About Reuben Colburn
Reuben Colburn 1740-1818
Parents: Jeremiah Colburn and Sarah Jewell
Military Service: rank of major during the American Revolutionary War
In 1761 the Colburn family moved to Pittston, Maine on the Kennebec River, which was the remote community of Gardinerston in the northern territory of the Massachusetts Bay Colony. Reuben became a prominent businessman and one of the first shipbuilders on the Kennebec River. In 1765 he acquired a square mile of land and in 1765 built a colonial home that still stands today.
George Washington never slept here but he knew the owner. Two other people who figured prominently in the American Revolution did sleep in this house - Benedict Arnold and Aaron Burr. Built in 1765, this colonial Federal-style house was home to several generations of the prominent Colburn family.
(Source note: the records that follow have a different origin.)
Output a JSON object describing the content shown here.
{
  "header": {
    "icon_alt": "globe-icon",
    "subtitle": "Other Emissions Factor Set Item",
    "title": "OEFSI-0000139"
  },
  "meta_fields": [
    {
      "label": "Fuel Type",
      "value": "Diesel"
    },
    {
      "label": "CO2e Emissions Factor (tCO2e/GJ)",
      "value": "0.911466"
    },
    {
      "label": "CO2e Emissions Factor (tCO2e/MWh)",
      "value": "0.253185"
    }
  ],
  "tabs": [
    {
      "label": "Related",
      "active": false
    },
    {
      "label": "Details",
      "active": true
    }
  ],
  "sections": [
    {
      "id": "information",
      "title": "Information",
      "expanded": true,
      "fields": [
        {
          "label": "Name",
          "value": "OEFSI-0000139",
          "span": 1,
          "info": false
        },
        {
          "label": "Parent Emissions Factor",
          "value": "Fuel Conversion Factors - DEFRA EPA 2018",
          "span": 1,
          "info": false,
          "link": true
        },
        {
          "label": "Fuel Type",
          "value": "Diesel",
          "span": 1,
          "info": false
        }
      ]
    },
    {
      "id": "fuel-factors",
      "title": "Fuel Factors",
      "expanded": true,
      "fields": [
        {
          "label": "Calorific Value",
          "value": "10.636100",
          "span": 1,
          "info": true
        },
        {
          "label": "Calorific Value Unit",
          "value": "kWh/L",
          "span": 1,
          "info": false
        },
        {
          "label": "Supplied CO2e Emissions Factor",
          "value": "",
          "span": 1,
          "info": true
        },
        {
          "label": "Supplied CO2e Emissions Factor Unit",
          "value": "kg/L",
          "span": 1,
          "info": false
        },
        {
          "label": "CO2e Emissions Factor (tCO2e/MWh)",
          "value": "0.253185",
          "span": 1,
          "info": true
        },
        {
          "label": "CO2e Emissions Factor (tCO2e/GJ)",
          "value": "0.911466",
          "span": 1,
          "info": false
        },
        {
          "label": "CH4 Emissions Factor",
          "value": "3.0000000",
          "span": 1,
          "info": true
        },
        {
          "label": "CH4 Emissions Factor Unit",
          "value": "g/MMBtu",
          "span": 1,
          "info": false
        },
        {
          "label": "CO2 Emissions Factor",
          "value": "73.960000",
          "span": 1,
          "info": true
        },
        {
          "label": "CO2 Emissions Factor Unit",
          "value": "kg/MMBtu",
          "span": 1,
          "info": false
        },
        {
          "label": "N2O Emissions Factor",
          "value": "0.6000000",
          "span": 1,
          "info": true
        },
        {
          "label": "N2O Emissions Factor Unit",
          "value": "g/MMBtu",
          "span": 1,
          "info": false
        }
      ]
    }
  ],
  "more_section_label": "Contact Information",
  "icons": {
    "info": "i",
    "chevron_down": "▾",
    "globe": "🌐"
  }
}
In 1775 Reuben led Abenaki Indians in their canoes to Cambridge for an audience with a surprised George Washington who immediately welcomed and enlisted the aid of the chiefs. Colburn offered his services to the Continental Army, complete with scouts, maps and boats for 1,100 men for a river journey of 300 miles through Maine wilderness to capture Quebec City. Colonel Benedict Arnold was the commander of the mission. He and a 19 year old volunteer, Aaron Burr, were entertained in the Colburn home by Reuben and Elizabeth for three days before moving the army upriver to Fort Western, a time that cemented the Colburns in history forever.